▶ Work order
Please report every line of the listing below that has the word "price" in it.
········
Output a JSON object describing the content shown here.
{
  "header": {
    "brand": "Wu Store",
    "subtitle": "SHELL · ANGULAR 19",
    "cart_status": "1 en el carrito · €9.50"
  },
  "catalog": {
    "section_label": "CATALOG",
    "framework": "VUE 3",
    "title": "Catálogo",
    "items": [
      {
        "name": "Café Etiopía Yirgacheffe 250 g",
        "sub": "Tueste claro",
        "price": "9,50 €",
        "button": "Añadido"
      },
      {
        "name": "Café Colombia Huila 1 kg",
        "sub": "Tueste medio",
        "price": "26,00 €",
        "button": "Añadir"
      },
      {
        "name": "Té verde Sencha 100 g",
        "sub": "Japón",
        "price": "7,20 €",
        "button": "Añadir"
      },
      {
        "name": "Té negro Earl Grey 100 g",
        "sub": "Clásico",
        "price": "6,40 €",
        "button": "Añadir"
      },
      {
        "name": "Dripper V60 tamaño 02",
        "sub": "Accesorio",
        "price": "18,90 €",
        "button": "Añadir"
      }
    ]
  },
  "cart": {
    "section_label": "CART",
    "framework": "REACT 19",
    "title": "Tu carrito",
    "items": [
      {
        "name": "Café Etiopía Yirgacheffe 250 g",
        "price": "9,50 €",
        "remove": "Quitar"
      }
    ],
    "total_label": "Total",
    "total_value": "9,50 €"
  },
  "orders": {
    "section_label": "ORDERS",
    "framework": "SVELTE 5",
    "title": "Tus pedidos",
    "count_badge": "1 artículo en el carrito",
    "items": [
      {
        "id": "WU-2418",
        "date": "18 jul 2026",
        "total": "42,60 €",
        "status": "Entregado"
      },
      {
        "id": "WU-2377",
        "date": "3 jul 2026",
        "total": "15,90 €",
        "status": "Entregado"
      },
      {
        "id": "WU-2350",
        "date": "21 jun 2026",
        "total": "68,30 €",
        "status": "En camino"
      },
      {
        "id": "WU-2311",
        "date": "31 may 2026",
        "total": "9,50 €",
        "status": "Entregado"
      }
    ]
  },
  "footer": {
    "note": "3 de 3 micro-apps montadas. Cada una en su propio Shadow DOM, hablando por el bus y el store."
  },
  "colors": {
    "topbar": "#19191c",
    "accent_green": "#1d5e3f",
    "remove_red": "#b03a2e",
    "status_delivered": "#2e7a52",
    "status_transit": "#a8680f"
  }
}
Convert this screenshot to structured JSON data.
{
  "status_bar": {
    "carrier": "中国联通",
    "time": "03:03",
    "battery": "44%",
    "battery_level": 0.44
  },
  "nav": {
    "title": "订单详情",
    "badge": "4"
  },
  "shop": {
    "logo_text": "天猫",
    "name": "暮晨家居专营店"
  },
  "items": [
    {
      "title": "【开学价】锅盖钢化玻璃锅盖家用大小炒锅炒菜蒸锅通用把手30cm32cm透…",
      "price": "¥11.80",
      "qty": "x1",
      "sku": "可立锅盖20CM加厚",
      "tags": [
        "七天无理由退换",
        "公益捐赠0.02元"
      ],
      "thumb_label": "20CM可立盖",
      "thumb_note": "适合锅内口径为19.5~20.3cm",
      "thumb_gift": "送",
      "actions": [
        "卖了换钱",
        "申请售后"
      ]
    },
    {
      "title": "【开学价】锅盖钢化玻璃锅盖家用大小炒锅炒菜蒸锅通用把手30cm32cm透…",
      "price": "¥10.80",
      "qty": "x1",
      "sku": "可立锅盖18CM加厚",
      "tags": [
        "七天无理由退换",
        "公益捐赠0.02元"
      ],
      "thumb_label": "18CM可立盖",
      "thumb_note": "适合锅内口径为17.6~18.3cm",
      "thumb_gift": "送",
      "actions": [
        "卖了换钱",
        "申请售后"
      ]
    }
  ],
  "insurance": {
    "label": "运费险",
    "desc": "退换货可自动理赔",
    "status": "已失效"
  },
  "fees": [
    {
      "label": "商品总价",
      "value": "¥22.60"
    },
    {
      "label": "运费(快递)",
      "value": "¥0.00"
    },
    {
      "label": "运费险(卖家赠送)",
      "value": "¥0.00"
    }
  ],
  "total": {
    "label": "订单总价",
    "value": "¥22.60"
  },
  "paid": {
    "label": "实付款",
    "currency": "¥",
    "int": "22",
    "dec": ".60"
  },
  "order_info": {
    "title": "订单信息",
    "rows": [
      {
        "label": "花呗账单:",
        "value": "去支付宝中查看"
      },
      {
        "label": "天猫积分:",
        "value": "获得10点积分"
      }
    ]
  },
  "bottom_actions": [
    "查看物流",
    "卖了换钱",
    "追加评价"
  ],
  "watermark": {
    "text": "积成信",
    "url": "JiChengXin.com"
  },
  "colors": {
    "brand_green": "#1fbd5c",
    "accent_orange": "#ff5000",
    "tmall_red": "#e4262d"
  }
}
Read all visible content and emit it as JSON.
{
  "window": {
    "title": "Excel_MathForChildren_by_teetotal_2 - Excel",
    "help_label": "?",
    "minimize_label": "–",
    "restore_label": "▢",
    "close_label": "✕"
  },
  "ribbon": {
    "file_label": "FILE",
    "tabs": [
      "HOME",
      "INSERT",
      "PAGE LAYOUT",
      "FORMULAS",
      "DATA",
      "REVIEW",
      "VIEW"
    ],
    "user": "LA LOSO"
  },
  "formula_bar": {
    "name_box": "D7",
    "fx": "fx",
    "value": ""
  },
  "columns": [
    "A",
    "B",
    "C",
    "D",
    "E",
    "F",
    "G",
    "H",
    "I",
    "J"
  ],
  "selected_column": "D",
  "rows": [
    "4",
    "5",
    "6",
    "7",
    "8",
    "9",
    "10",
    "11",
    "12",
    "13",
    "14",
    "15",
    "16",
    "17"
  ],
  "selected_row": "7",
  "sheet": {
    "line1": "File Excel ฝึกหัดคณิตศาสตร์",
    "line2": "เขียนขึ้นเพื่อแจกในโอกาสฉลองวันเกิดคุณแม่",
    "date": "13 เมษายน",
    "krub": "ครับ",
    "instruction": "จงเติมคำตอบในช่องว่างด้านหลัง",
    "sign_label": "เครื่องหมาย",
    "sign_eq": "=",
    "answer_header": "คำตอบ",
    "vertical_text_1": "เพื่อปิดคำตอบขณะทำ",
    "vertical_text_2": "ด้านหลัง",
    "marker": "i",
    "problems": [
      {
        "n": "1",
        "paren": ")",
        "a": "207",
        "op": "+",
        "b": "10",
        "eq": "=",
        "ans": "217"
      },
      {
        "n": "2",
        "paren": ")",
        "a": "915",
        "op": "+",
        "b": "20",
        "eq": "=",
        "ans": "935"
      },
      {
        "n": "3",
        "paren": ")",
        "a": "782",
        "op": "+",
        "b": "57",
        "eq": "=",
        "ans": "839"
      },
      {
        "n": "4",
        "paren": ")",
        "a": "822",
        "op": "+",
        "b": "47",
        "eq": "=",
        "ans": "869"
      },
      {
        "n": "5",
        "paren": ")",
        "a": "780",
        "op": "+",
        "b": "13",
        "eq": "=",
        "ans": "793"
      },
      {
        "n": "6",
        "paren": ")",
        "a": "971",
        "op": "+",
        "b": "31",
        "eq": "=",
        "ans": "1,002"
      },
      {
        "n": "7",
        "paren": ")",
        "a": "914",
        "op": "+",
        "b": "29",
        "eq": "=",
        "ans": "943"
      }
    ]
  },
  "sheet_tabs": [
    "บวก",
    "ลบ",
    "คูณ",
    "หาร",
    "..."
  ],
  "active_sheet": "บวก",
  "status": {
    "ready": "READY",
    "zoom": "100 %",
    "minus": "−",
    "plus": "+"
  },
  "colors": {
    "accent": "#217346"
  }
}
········
▶ Solution
        "price": "9,50 €",
        "price": "26,00 €",
        "price": "7,20 €",
        "price": "6,40 €",
        "price": "18,90 €",
        "price": "9,50 €",
      "price": "¥11.80",
      "price": "¥10.80",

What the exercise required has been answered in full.